That’s one of the reasons I advocated so strongly for Dwayne Johnson to get a shot at the role. He can act. He’s got charisma to burn. And he’s H U G E. I have been on several sets with him, and seeing him on the set of “Fast Five” was one of the few times I’ve ever felt like I was looking at a different species standing next to someone. He was just exaggeratedly large. One of his fists looked like it was the size of Patton Oswalt. He looked like he could punch a cruise ship to death.
And, hey, the books have only sold 40 million copies or so. No pressure. Look, I know Cruise is one of the producers on the series, the same way Di Caprio is a producer on the McGee series. So if they want to play the parts, they will, and there’s nothing I can say that would change their minds. Lee Child himself had this to say about Cruise, seemingly negating my complaints: “Reacher’s size in the books is a metaphor for an unstoppable force, which Cruise portrays in his own way.” Sigh. Yes, I’ve seen the “unstoppable force” of Tom Cruise, and while I know many people who love “A Few Good Men,” when I hear that, all I can picture is this little yappy chihuahua in Navy dress blues barking at Jack Nicholson in court until this battle-hardened general suddenly decides to implicate himself in a crime and spill the beans just to shut the little doggie up. I don’t buy “unstoppable force” Tom Cruise. And it kills me to disagree with Child on this.

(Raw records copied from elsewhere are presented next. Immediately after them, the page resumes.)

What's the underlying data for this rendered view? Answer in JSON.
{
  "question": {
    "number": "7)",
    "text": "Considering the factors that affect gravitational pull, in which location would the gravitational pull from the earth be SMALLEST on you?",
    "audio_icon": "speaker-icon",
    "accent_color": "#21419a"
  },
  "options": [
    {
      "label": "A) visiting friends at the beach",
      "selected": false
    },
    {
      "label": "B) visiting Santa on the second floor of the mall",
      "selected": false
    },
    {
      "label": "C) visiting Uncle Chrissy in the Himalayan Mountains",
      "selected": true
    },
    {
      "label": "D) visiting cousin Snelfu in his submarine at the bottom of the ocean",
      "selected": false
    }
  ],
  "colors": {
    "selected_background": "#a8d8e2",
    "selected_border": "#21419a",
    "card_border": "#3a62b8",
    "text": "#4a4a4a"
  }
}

“One Shot” happened to be the first book in the series I read, and by the time I was finished, I was hooked. I’m sure McQuarrie, who rewrote an earlier draft by Josh Olson, did a fine job adapting it, and I like him as a director, too. I want to be excited by this news. I want to anticipate this movie.
But with Tom Cruise? I can’t. I just freakin’ can’t.